A summer of workshops at CASA
By Isabella Stallworthy, Mara Moettus, Kelsi Morgan and Beth Lewis
Each summer the Center for the Adolescents of San Miguel de Allende (CASA) hosts a summer camp lasting three weeks for adolescents ages 12 to 18 who come from all parts of Mexico. With the support of the CASA program for sex and gender education (PESSANE), they participate in workshops on topics such as sexual and reproductive health, social problems, and personal development. The students live in dorms at the CASA facility, and students can receive scholarships to cover up to 90 percent of the cost of attendance.
This year, 28 students travelled from different states of Mexico to spend three weeks living together at CASA in Santa Julia. Some have specific topics they are interested in and others are here just to learn something new. It’s 16-year-old Felipe Fonseca Navarro’s first time at camp, and he has come from seven hours away in Córdoba, Veracruz.
“[The people here] are really nice and open,” says Navarro, who explains that he came because he wanted a new experience and to see San Miguel. He plays the guitar and is interested in learning about addictions of all sorts. “People at home talk about these topics but they talk about them negatively, like jokes among friends. There is never serious discussion,” he comments. Navarro says he is definitely interested in university but has yet to decide on a focus.
Martin Vernon of Mexico City is 14, but is here for his second summer course. Although still in middle school, he knows that he’d like to pursue a career in chemistry and he has enjoyed the theater and radio activities at the camp so far.
“I’m interested in social problems such as teen pregnancy and sexually transmitted diseases,” he tells us.
Eduardo Pérez Palau Flores, who is also 14, hails from San Luis de Potosí and wants to learn more about sexuality. “I want to be a nutritionist,” he responds when asked about the future. He heard about the camp from his aunt.
María del Socorro Mis Tzab, from Yucatan, aspires to be a bilingual kindergarten teacher for kids who speak both Mayan and Spanish. This is also her first time at CASA summer camp and she wants to learn a little of everything and everybody. “Personally, I have always liked learning about other topics, learning more about the topics that I already know and others. I like to get to know people from other places and to see many other places.” Specifically, she is most interested in personal development.

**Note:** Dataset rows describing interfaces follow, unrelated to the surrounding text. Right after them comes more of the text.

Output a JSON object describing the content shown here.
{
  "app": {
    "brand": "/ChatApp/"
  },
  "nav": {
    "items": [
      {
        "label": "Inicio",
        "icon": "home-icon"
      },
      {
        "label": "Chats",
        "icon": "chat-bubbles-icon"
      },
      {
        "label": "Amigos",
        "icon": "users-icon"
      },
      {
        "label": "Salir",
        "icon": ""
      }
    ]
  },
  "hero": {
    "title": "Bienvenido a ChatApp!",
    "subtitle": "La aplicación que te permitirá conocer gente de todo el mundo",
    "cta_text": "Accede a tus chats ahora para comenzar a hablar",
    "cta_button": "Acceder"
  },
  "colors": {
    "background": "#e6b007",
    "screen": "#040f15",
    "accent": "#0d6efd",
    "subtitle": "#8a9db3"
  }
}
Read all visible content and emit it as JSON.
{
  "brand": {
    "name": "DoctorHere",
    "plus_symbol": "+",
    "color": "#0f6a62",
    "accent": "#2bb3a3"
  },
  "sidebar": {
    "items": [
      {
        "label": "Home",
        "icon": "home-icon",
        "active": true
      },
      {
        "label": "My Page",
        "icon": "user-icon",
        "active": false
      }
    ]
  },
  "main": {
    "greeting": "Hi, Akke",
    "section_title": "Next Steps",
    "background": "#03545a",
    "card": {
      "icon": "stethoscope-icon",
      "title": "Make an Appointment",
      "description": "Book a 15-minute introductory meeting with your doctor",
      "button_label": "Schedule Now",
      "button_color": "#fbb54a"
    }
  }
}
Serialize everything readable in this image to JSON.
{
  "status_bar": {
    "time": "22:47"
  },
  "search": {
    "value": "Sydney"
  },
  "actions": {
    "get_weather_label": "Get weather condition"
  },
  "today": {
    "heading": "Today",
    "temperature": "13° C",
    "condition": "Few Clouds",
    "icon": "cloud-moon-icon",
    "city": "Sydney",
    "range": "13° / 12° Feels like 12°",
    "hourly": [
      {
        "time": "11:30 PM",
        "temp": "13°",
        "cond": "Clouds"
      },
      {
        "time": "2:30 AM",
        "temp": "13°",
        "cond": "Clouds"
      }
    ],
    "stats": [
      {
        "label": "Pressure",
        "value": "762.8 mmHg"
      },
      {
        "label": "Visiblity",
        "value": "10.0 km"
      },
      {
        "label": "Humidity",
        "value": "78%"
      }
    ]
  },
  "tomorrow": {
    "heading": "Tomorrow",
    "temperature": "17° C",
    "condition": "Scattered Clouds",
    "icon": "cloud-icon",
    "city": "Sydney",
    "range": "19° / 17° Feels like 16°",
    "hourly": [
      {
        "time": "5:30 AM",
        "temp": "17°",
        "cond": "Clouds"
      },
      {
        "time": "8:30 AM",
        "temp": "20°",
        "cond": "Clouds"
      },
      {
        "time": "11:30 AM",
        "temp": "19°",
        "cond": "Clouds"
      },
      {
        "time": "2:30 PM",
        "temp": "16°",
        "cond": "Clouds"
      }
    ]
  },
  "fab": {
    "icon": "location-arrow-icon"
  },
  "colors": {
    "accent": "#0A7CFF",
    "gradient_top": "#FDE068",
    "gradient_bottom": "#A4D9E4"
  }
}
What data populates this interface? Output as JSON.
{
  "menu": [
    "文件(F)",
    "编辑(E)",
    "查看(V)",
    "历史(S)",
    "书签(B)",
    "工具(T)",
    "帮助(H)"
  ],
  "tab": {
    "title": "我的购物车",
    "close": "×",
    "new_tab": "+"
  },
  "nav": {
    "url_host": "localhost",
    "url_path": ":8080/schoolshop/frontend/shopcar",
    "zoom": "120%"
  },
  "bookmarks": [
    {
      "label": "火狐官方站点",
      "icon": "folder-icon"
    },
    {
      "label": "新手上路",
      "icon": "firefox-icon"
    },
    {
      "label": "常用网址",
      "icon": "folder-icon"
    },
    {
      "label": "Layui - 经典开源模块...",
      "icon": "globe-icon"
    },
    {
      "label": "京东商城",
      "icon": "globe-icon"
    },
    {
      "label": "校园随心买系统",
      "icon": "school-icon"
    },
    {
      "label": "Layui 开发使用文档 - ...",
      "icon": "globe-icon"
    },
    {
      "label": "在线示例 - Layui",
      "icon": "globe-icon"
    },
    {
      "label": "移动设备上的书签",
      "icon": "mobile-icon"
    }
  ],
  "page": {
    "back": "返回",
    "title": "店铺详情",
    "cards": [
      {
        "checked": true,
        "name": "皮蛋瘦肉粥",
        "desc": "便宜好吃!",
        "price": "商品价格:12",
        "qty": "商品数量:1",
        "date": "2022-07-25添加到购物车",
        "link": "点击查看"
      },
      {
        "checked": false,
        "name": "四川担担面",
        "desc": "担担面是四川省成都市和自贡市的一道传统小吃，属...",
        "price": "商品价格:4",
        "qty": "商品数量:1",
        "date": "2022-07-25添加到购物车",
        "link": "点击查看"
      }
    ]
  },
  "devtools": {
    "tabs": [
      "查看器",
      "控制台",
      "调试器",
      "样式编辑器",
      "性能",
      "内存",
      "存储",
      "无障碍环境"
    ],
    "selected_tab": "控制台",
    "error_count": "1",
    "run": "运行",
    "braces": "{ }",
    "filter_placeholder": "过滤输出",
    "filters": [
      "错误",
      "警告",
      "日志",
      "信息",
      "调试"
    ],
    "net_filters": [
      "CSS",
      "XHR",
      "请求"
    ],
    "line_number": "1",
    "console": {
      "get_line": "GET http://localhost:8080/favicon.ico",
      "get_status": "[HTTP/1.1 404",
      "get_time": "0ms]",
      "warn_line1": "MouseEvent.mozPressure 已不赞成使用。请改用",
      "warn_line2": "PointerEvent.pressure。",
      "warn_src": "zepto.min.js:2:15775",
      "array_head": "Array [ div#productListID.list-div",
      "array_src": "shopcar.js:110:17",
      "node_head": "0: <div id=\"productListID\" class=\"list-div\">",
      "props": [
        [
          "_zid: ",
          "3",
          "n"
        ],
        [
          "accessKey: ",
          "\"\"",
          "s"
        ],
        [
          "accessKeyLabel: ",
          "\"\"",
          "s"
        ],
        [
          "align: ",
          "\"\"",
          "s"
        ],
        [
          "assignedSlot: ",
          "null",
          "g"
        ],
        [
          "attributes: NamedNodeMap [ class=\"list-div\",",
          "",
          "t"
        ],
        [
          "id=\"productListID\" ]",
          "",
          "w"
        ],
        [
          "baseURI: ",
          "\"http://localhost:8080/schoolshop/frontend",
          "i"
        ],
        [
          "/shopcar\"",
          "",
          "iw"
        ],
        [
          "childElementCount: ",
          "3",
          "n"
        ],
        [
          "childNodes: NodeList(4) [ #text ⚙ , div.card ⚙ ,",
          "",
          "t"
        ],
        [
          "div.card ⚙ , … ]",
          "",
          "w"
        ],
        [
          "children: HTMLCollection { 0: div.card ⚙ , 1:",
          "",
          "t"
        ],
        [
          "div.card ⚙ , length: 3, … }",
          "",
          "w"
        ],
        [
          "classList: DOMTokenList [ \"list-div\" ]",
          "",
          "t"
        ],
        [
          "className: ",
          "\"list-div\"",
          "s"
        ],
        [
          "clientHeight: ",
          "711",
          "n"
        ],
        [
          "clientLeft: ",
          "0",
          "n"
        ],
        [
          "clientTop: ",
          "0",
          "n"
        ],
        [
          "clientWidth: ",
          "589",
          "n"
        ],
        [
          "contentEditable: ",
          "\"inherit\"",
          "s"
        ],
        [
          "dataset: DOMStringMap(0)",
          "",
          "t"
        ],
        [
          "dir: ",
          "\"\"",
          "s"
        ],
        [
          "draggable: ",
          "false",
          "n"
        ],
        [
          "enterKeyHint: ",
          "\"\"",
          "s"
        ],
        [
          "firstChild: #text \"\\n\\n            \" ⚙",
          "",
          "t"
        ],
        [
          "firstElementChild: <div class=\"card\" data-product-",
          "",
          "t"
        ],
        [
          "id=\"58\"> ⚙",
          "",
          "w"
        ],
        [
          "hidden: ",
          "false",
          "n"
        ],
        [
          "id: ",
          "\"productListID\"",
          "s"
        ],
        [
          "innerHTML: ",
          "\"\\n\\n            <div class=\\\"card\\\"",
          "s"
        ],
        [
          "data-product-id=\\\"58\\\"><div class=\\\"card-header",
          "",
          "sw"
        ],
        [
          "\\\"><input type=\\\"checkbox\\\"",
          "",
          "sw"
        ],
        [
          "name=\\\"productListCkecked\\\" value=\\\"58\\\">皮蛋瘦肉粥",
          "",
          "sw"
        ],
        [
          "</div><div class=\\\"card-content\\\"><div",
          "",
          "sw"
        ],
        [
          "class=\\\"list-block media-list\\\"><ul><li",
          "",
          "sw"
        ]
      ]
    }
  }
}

This CASA summer camp offers students a unique space to learn about both themselves and the society in which they live, and it aims to equip each student to make a positive impact on his or her world. Who knows what these three weeks will inspire?